Feb. 16 (UPI) -- North Dakota Gov. Doug Burgum ordered an emergency evacuation of the Dakota Access pipeline protest camp, citing environmental damage and a flood threat.
The Oseti Sakowin camp, on the edge of the Standing Rock Sioux Reservation, is the site of protests against an oil pipeline under construction in the area. Demonstrators have spent several months at the camp in Morton County, and a cleanup effort, derided as slow by state officials, began in January.
The Republican governor signed the order out of "concern for the safety of people who are residing on U.S. Army Corps of Engineers land in southern Morton County and to avoid an ecological disaster to the Missouri River," a statement from the governor's office said.
It noted increasing temperatures and accelerated snow melt in the area could cause environmental damage to the area, which is on a flood plain.
"The National Weather Service reports that the Cannonball River should be on the watch for rising water levels and an increased risk of ice jams later this week. Due to these conditions, the governor's emergency order addresses safety concerns to human life as anyone in the floodplain is at risk for possible injury or death. The order also addresses the need to protect the Missouri River from the waste that will flow into the Cannonball River and Lake Oahe if the camp is not cleared and the cleanup expedited."

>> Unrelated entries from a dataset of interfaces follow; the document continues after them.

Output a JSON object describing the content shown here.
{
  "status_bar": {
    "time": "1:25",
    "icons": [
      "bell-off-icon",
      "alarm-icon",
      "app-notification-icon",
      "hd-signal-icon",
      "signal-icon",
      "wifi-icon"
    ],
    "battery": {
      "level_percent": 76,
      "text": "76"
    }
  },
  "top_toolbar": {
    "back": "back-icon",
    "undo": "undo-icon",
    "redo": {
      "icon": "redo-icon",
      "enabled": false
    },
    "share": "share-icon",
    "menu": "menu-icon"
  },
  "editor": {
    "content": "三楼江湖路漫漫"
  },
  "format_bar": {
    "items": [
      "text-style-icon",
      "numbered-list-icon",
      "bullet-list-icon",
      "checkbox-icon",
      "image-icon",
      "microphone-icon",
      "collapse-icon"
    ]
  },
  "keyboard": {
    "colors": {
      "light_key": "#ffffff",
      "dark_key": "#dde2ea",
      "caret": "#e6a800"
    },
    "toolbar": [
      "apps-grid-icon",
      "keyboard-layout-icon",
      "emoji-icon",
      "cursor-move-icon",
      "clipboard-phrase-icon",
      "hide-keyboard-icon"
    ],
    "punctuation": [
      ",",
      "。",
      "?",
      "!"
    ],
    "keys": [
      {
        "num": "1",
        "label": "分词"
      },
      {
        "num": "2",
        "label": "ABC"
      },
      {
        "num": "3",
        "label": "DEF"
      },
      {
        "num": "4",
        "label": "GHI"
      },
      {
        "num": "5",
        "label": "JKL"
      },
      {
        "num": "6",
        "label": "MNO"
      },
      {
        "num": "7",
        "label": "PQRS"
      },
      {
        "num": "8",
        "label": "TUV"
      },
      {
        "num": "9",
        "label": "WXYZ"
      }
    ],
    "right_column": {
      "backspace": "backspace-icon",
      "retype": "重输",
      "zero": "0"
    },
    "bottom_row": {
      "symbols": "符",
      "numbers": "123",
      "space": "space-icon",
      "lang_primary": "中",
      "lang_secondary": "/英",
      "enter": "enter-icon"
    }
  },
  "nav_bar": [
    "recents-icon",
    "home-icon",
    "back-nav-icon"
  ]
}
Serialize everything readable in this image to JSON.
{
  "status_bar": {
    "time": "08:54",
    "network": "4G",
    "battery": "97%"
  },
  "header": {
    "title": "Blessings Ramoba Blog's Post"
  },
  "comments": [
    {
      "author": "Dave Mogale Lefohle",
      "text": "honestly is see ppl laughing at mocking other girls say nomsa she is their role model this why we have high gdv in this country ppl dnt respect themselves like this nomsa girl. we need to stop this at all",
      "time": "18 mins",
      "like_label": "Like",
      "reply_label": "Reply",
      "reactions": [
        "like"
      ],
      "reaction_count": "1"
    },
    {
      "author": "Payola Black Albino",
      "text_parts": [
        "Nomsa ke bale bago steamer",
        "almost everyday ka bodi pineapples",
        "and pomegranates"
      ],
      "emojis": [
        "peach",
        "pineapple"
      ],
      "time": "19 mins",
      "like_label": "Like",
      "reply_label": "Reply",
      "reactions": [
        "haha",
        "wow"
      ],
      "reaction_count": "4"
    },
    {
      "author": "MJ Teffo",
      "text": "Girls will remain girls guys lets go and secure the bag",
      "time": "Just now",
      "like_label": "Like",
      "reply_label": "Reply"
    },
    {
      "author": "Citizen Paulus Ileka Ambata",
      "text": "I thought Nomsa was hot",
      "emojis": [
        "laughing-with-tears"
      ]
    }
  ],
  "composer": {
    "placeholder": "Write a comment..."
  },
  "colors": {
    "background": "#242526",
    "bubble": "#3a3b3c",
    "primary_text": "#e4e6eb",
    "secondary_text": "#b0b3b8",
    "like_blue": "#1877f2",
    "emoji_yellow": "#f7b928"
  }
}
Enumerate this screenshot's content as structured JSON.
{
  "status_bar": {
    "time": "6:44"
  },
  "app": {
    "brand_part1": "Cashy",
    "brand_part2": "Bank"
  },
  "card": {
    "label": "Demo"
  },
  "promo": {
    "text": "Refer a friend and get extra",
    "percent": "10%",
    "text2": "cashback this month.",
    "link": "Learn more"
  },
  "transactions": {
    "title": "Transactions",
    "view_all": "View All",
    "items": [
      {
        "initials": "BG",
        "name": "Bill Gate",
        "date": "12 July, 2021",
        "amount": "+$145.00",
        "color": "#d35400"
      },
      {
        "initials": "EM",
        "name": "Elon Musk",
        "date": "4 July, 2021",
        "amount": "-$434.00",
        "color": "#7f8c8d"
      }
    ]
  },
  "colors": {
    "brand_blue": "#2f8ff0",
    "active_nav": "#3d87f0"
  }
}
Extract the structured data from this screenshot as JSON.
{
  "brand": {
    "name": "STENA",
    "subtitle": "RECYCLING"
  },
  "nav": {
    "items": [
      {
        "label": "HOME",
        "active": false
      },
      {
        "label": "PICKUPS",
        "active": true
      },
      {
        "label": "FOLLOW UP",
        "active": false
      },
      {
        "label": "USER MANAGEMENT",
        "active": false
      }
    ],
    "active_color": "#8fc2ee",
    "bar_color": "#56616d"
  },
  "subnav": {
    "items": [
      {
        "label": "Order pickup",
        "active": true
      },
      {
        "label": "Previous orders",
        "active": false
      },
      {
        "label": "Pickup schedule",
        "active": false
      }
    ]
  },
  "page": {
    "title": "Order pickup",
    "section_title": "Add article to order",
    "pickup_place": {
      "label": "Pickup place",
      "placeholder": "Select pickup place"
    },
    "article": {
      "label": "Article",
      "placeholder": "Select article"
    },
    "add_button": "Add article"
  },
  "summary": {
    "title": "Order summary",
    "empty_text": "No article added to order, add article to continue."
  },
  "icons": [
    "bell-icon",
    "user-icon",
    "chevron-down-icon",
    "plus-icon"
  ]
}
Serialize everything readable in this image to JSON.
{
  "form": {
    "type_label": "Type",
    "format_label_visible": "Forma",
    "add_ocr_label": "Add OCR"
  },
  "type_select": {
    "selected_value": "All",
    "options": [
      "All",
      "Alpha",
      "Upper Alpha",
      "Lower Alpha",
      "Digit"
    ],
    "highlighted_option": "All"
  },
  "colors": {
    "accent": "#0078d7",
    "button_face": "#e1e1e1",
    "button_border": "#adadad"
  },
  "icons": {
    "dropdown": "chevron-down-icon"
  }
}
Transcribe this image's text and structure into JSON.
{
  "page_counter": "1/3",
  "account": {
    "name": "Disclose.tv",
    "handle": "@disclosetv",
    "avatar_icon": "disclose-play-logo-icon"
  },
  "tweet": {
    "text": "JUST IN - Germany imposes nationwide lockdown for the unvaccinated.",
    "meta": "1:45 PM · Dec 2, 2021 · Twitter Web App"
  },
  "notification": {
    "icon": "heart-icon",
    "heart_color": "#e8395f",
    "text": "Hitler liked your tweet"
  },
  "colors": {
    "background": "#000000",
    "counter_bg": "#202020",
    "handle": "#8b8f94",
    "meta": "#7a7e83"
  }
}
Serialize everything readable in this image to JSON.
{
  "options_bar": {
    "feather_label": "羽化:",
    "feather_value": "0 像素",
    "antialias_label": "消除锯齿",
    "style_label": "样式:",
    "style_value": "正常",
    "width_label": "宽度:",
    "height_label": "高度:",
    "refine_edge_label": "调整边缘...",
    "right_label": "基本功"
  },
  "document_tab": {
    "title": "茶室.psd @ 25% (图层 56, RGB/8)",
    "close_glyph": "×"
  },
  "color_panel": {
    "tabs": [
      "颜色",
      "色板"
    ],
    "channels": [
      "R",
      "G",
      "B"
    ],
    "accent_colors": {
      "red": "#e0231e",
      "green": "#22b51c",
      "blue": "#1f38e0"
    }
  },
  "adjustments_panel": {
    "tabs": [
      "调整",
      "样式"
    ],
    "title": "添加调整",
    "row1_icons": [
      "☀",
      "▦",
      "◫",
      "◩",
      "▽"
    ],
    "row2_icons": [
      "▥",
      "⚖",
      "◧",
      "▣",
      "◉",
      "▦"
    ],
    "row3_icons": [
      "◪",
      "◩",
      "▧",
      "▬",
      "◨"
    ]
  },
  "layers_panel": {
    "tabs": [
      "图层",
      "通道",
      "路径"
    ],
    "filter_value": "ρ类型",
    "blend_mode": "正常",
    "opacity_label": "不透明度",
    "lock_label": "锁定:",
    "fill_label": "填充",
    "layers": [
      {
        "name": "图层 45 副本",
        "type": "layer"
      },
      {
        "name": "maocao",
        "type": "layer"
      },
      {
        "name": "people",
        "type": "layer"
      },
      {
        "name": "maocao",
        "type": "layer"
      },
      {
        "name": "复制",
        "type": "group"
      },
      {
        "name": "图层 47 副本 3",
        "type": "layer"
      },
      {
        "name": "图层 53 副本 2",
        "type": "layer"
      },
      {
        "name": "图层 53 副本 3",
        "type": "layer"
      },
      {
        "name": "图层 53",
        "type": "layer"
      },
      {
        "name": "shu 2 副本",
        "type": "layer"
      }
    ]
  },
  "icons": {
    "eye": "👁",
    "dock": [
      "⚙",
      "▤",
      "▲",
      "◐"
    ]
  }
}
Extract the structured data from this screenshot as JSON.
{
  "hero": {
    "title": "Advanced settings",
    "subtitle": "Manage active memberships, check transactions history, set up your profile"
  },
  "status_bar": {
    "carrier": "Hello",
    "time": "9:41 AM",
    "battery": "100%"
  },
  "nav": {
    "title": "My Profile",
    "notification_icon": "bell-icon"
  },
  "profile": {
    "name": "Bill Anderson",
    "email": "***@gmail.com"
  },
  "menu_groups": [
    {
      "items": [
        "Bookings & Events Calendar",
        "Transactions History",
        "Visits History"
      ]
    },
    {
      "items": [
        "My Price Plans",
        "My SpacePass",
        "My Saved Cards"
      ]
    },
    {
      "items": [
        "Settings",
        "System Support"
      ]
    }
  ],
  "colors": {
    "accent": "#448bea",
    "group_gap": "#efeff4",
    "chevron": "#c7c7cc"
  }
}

The U.S. Army Corps of Engineers ordered a similar evacuation Feb. 3 to those camping on federal property. The governor's office said the Oseti Sakowin camp must be vacated by Feb. 22 to allow private contractors to remove waste from the camp.